# Work to be completed
Scan the entries for lines with the word "frequency", then copy those lines.

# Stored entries
▬▬▬

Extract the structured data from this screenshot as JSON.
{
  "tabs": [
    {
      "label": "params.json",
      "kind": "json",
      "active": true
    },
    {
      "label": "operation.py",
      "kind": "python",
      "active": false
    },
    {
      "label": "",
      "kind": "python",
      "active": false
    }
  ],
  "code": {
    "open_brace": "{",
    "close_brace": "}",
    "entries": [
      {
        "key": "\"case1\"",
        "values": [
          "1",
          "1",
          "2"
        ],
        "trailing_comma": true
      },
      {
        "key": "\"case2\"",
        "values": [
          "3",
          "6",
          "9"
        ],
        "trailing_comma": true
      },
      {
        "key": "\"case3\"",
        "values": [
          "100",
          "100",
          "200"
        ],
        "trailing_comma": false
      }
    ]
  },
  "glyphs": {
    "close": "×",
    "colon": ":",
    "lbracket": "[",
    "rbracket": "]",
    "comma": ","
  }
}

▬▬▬

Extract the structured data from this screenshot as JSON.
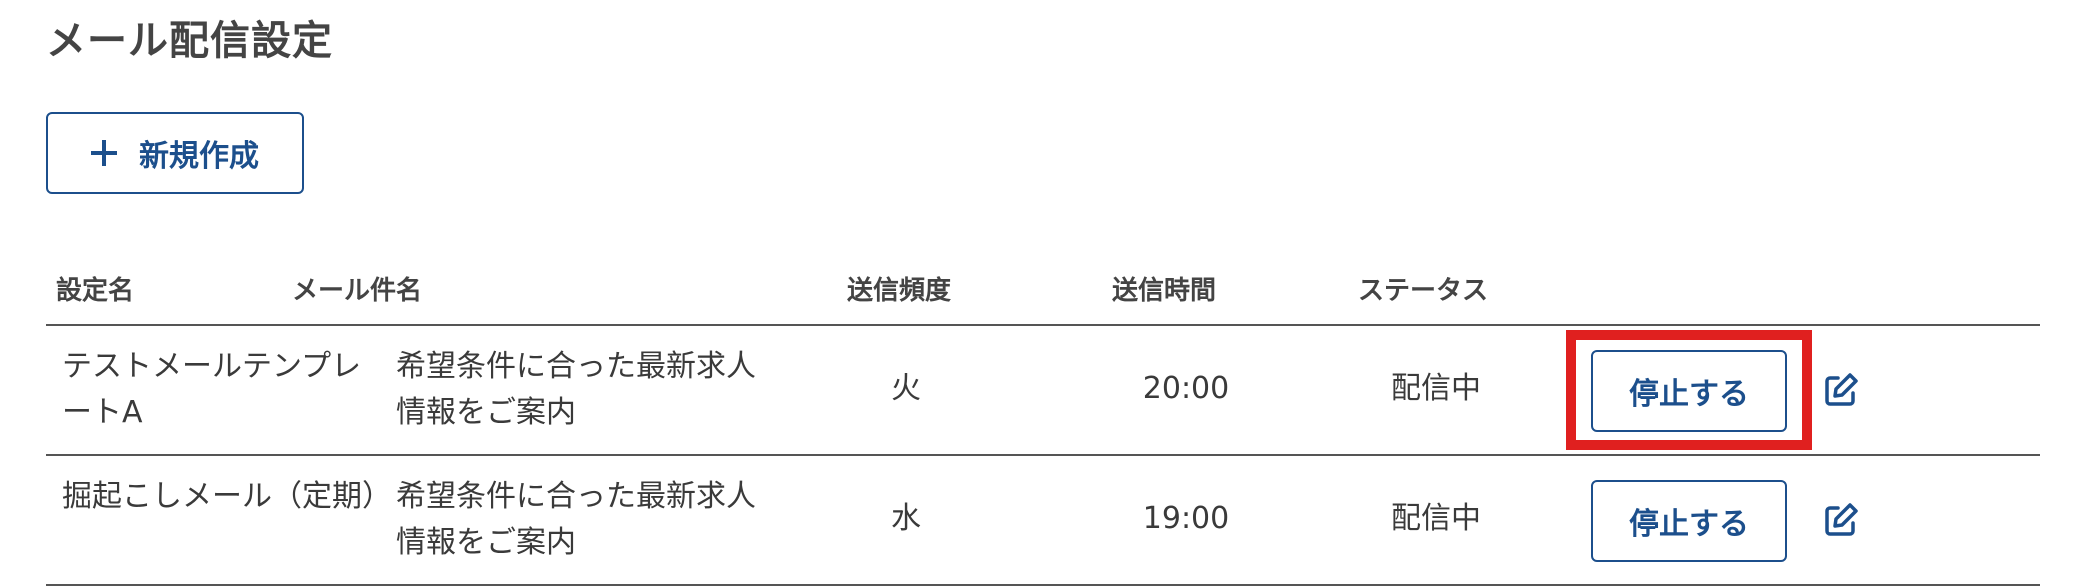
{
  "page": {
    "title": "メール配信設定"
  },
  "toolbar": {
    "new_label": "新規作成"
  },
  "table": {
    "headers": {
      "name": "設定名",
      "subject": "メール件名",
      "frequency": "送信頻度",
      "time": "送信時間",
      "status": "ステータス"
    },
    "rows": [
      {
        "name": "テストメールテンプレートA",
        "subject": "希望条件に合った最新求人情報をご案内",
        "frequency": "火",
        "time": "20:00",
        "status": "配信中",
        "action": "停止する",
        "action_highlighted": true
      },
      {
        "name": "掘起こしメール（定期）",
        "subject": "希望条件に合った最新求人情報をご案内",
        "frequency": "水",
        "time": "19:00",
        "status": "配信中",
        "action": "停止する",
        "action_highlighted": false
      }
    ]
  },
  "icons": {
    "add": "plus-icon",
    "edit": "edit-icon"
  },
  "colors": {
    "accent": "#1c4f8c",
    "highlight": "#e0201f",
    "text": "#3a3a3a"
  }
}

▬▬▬

# Solution
      "frequency": "送信頻度",
        "frequency": "火",
        "frequency": "水",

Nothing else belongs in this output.